EXERCISE DESCRIPTION ▸ Which lines below include "kpac"? Copy them all.
○ ○ ○ ○ ○
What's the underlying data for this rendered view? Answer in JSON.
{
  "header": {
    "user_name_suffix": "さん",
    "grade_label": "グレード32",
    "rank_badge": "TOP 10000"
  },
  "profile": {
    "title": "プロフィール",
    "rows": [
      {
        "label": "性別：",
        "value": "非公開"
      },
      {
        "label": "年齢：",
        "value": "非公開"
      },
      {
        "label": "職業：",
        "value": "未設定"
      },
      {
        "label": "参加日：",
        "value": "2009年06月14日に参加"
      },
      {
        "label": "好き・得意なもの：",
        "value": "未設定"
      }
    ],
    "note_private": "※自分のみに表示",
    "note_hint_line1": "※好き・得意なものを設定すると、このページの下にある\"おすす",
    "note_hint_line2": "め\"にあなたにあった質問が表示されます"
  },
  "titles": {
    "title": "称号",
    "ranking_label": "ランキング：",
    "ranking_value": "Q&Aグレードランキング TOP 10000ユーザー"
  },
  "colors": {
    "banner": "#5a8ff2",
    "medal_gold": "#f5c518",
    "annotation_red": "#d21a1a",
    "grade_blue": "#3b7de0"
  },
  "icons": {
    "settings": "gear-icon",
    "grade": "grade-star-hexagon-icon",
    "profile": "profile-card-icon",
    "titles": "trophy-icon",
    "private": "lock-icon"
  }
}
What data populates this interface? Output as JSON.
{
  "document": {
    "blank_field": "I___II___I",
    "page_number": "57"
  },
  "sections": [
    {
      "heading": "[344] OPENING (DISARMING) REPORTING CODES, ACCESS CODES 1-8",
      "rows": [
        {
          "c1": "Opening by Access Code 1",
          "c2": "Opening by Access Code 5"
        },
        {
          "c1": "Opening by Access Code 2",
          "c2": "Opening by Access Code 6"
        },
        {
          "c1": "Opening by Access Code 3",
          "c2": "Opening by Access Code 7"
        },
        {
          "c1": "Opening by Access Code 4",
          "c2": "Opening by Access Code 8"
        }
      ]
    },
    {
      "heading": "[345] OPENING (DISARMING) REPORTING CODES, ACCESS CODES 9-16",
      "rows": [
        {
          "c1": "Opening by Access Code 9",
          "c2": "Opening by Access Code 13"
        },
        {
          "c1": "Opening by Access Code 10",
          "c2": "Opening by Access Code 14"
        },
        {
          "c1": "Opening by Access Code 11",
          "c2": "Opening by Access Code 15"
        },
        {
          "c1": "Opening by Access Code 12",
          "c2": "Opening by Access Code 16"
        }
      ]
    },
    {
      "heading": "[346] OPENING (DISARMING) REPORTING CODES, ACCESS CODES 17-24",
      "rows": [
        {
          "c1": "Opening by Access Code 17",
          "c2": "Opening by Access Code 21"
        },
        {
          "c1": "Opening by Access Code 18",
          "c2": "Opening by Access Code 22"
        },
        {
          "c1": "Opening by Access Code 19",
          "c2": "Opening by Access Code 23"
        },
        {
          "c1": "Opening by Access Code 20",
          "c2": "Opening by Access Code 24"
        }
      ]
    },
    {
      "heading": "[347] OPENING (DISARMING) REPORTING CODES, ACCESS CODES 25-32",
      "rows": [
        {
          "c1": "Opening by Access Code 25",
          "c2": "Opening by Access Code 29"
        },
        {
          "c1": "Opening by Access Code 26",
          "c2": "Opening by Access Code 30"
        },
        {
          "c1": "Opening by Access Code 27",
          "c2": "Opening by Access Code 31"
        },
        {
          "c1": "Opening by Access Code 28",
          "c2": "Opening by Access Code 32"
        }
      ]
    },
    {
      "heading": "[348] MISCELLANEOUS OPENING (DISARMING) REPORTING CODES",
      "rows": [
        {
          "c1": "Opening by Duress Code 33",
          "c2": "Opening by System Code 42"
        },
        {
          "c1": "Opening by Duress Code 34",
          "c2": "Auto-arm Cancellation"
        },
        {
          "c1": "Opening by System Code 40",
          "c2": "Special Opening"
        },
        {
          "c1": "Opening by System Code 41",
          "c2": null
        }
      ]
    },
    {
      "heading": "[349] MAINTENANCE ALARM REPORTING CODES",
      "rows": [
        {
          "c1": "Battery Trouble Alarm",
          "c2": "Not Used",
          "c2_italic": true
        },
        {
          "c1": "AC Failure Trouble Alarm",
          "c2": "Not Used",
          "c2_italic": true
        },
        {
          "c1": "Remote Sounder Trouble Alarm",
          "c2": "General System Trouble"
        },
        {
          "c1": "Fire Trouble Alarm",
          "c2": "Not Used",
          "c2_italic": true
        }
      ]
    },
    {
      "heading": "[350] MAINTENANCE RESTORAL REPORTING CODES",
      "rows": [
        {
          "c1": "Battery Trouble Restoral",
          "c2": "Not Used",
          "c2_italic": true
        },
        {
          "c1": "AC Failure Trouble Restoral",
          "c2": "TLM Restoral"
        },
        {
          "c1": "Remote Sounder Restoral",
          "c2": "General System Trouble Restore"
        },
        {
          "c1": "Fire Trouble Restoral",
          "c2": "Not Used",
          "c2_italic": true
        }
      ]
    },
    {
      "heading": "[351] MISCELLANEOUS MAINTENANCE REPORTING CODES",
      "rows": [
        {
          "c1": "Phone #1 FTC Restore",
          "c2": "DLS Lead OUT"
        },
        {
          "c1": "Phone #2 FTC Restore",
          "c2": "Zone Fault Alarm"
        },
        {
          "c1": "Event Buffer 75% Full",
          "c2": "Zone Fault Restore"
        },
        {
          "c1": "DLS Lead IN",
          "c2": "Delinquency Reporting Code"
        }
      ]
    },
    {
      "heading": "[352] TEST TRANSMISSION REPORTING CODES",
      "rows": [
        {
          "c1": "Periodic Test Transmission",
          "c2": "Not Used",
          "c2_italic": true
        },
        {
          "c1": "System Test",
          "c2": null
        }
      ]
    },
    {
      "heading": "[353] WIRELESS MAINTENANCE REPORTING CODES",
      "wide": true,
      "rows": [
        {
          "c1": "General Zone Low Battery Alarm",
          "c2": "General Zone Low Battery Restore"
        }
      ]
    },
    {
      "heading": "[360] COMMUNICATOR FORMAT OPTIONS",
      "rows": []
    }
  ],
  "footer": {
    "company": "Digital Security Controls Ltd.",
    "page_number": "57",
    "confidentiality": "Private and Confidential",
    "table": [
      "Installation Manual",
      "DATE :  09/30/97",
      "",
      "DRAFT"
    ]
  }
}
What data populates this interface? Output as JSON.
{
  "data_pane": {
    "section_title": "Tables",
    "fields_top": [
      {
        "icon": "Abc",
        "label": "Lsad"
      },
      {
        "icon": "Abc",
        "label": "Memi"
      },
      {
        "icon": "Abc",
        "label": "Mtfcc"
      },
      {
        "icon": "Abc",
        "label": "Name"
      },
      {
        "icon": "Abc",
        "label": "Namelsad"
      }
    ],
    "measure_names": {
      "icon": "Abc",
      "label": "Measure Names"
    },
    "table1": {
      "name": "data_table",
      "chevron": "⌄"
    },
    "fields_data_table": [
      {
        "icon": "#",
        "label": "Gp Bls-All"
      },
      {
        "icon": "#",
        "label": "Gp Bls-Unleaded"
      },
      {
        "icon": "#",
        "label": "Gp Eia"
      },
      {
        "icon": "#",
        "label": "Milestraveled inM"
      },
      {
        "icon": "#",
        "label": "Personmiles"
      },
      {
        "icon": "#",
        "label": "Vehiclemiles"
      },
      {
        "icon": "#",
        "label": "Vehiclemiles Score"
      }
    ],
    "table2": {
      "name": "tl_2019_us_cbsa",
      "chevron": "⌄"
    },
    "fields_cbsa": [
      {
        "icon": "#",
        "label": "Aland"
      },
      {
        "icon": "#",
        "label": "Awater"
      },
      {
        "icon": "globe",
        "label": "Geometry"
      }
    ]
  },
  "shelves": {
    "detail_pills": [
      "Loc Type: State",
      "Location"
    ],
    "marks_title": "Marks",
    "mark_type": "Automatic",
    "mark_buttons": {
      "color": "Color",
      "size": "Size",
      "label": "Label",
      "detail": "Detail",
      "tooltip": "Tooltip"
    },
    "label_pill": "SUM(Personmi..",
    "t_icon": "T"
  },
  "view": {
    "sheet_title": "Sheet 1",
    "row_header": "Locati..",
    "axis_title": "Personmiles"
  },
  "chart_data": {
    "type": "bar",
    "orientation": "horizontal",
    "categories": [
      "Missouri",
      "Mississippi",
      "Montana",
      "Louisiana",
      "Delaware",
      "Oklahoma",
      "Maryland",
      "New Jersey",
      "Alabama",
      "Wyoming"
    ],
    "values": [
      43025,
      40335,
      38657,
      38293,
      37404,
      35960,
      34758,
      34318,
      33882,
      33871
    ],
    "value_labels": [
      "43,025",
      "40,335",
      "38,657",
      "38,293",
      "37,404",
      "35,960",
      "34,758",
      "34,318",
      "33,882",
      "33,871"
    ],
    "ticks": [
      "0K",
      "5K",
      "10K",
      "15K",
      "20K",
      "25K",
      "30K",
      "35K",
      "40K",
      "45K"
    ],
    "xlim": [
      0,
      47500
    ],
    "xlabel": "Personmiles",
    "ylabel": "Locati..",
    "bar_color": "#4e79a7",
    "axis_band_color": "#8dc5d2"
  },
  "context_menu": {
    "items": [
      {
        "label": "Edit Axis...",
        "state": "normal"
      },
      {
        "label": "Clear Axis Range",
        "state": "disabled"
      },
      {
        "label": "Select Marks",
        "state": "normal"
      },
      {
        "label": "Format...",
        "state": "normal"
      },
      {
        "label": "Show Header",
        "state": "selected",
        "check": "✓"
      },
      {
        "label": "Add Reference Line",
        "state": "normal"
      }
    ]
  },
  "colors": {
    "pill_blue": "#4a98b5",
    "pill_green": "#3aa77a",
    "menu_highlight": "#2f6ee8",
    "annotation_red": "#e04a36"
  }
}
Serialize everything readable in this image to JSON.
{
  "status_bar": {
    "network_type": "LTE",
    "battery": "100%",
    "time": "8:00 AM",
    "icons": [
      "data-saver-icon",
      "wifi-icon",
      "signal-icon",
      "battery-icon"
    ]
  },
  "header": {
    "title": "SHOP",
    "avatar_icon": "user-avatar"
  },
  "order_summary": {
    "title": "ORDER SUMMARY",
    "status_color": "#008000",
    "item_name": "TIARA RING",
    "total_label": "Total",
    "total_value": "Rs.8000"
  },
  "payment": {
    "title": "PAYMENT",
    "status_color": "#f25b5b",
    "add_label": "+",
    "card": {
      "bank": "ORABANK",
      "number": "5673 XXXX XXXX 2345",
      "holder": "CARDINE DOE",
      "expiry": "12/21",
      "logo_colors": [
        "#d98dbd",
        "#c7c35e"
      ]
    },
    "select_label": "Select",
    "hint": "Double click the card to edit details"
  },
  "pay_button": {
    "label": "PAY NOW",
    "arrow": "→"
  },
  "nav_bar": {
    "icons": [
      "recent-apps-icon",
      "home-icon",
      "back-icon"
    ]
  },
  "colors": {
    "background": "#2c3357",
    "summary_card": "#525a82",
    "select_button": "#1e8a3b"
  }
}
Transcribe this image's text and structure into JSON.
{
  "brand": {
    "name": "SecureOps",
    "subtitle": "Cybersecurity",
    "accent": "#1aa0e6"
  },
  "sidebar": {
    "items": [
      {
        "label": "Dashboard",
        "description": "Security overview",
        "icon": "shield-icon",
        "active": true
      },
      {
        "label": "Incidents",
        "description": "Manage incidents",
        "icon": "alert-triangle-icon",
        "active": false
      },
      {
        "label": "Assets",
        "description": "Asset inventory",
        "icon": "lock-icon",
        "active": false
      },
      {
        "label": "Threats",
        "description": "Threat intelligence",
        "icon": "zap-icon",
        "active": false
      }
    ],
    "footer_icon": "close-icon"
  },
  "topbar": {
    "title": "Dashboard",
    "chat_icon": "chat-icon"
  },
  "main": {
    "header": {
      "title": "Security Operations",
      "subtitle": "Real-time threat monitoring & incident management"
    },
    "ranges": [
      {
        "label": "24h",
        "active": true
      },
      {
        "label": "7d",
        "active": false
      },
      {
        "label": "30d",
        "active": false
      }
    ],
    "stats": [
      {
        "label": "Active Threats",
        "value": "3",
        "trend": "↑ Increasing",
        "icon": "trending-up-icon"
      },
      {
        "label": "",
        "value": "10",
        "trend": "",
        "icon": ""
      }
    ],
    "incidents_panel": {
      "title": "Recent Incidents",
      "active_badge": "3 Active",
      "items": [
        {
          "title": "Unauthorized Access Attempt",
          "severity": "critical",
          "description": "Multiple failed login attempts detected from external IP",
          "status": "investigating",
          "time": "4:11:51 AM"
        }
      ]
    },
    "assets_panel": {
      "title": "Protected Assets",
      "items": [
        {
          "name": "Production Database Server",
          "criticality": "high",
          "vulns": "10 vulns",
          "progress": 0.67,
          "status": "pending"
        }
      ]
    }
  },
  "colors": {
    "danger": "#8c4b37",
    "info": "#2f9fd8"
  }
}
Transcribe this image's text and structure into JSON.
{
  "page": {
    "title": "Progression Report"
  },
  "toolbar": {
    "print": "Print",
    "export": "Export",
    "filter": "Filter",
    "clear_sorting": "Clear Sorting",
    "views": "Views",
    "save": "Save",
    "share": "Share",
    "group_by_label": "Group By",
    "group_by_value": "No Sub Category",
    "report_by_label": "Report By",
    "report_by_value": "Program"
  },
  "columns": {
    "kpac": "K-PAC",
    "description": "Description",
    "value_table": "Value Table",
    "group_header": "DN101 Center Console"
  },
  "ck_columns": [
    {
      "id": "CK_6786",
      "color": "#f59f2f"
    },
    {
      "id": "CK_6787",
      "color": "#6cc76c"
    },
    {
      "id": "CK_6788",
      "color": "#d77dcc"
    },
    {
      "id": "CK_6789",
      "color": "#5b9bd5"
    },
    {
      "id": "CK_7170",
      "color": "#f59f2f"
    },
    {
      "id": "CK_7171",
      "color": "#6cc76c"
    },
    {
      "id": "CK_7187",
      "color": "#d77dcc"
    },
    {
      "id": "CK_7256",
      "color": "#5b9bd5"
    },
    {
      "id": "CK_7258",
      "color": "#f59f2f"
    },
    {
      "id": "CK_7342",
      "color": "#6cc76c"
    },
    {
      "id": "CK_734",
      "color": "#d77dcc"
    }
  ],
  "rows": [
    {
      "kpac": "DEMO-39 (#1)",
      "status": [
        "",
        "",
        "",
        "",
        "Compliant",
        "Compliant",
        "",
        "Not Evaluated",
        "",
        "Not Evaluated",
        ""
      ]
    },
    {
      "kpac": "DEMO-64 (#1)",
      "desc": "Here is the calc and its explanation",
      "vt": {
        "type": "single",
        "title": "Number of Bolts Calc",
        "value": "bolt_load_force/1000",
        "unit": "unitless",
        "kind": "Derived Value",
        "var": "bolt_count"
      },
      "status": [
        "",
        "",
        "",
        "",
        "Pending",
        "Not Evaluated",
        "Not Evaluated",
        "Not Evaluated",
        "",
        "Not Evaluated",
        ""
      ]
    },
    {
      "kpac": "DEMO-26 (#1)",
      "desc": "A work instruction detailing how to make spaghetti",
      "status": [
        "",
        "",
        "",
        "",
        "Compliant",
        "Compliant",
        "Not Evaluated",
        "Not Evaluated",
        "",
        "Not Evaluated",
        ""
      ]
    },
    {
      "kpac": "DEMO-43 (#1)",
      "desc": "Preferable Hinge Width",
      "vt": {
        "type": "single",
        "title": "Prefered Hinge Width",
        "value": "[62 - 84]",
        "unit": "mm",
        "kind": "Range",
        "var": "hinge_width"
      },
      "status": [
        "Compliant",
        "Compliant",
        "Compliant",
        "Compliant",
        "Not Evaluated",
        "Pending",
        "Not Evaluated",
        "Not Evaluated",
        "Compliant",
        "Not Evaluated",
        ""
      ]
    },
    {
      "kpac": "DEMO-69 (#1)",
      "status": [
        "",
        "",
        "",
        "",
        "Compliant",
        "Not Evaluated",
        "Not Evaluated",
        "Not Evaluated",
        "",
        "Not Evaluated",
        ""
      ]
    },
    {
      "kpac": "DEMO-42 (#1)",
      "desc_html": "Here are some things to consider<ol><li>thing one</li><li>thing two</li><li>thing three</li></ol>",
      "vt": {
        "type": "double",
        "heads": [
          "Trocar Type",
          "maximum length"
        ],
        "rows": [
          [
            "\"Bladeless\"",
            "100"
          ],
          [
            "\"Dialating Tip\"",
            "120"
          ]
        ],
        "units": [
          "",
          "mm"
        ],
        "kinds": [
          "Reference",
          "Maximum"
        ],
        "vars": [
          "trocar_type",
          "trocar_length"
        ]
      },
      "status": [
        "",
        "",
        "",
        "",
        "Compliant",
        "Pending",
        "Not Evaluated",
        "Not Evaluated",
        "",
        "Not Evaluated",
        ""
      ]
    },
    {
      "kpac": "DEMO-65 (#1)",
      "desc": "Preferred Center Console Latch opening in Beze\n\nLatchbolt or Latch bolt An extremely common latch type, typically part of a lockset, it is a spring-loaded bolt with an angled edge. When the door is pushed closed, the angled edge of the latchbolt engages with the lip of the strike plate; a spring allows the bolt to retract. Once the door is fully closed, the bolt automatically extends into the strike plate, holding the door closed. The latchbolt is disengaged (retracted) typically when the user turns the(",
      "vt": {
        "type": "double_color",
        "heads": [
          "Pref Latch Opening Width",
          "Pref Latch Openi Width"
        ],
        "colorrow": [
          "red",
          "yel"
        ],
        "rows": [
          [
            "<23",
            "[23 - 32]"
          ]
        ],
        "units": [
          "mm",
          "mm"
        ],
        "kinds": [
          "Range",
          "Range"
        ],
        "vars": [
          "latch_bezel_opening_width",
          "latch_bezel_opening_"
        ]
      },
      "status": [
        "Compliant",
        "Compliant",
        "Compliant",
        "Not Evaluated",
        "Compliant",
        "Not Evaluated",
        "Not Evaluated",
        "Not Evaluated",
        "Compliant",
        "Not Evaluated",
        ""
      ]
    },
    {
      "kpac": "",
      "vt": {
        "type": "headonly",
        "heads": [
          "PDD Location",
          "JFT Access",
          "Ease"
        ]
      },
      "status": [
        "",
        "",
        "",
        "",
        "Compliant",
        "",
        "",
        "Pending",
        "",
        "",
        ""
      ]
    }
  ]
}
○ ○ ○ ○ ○
ANSWER TO THIS TASK ▸
    "kpac": "K-PAC",
      "kpac": "DEMO-39 (#1)",
      "kpac": "DEMO-64 (#1)",
      "kpac": "DEMO-26 (#1)",
      "kpac": "DEMO-43 (#1)",
      "kpac": "DEMO-69 (#1)",
      "kpac": "DEMO-42 (#1)",
      "kpac": "DEMO-65 (#1)",
      "kpac": "",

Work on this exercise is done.